Return every line of the records that includes the string "title".

## The input:
■ ■ ■ ■ ■
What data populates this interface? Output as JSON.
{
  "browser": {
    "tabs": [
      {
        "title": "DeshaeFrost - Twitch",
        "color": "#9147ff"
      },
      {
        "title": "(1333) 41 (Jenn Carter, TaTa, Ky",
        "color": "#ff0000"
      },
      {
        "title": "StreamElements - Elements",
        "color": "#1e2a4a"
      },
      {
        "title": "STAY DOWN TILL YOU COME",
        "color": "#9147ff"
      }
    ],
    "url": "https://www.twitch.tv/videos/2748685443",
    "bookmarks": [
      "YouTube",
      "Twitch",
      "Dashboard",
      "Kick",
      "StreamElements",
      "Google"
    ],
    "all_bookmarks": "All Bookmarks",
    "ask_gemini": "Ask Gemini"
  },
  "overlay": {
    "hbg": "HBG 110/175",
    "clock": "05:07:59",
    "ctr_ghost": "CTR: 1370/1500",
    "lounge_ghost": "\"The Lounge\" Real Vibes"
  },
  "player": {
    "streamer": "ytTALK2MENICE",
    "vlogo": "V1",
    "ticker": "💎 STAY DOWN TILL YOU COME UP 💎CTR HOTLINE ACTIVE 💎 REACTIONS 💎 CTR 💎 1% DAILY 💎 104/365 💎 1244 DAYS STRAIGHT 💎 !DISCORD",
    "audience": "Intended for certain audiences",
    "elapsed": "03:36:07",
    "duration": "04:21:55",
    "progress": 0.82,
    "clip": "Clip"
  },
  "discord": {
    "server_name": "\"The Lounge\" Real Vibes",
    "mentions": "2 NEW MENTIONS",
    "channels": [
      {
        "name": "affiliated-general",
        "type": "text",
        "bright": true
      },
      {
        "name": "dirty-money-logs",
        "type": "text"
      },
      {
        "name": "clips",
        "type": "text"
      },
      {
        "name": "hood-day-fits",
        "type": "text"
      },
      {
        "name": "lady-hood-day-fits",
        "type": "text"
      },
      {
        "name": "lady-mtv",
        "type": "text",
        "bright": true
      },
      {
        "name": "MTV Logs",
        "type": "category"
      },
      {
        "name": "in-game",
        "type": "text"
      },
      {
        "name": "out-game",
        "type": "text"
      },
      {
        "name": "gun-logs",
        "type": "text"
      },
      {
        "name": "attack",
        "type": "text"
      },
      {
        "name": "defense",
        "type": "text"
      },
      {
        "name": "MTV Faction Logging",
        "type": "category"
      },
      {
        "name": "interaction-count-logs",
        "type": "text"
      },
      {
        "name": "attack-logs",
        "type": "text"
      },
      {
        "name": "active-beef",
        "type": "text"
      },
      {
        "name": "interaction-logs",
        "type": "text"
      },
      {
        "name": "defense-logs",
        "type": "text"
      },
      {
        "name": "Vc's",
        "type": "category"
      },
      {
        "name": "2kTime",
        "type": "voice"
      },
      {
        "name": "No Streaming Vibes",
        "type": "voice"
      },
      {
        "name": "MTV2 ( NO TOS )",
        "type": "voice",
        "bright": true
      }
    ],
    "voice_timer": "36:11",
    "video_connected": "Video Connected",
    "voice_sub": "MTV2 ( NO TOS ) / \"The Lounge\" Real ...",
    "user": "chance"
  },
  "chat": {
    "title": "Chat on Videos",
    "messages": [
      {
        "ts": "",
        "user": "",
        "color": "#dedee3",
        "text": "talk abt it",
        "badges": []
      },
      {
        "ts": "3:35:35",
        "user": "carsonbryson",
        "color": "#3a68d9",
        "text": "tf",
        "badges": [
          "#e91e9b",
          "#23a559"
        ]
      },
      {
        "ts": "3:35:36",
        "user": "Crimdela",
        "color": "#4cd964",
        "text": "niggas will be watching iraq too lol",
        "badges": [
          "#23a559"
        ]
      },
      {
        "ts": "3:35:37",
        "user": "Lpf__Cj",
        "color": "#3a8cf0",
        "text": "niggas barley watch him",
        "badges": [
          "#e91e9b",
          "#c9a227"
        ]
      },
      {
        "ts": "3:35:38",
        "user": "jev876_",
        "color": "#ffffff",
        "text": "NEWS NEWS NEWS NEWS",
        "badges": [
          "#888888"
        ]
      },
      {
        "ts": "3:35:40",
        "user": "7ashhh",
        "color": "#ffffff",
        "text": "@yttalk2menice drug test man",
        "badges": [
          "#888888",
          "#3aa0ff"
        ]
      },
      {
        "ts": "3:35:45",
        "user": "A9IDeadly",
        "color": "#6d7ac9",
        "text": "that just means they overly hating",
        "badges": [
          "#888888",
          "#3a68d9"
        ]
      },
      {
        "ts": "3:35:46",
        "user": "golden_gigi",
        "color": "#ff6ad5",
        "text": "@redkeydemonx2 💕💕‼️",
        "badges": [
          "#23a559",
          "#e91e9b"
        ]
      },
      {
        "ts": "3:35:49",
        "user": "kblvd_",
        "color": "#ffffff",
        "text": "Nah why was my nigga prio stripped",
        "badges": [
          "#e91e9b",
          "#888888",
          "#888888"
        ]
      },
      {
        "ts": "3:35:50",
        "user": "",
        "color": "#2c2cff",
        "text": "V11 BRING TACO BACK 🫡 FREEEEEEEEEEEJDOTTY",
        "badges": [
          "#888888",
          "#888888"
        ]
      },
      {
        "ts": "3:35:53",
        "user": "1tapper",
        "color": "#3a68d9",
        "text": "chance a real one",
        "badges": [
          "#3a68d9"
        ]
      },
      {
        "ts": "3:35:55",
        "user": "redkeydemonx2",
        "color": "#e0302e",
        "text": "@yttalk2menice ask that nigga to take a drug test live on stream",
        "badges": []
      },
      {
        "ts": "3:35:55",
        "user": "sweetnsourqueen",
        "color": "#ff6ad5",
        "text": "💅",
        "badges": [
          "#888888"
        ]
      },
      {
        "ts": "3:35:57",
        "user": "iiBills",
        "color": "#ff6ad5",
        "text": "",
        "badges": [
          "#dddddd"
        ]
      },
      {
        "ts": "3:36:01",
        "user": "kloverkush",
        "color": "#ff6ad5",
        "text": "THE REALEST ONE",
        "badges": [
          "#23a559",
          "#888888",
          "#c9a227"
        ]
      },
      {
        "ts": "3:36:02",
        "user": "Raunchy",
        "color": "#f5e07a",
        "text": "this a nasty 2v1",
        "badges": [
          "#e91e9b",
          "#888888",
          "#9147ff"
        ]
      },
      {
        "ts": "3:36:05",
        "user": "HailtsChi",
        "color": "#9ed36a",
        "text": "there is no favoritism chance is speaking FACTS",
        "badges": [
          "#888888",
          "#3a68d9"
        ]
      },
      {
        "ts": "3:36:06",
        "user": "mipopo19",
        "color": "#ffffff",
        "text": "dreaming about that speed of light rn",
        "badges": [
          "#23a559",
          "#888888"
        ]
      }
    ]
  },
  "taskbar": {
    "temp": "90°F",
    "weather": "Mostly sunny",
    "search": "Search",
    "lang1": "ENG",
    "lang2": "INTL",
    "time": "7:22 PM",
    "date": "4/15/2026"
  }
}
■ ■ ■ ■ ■
## Task result:
        "title": "DeshaeFrost - Twitch",
        "title": "(1333) 41 (Jenn Carter, TaTa, Ky",
        "title": "StreamElements - Elements",
        "title": "STAY DOWN TILL YOU COME",
    "title": "Chat on Videos",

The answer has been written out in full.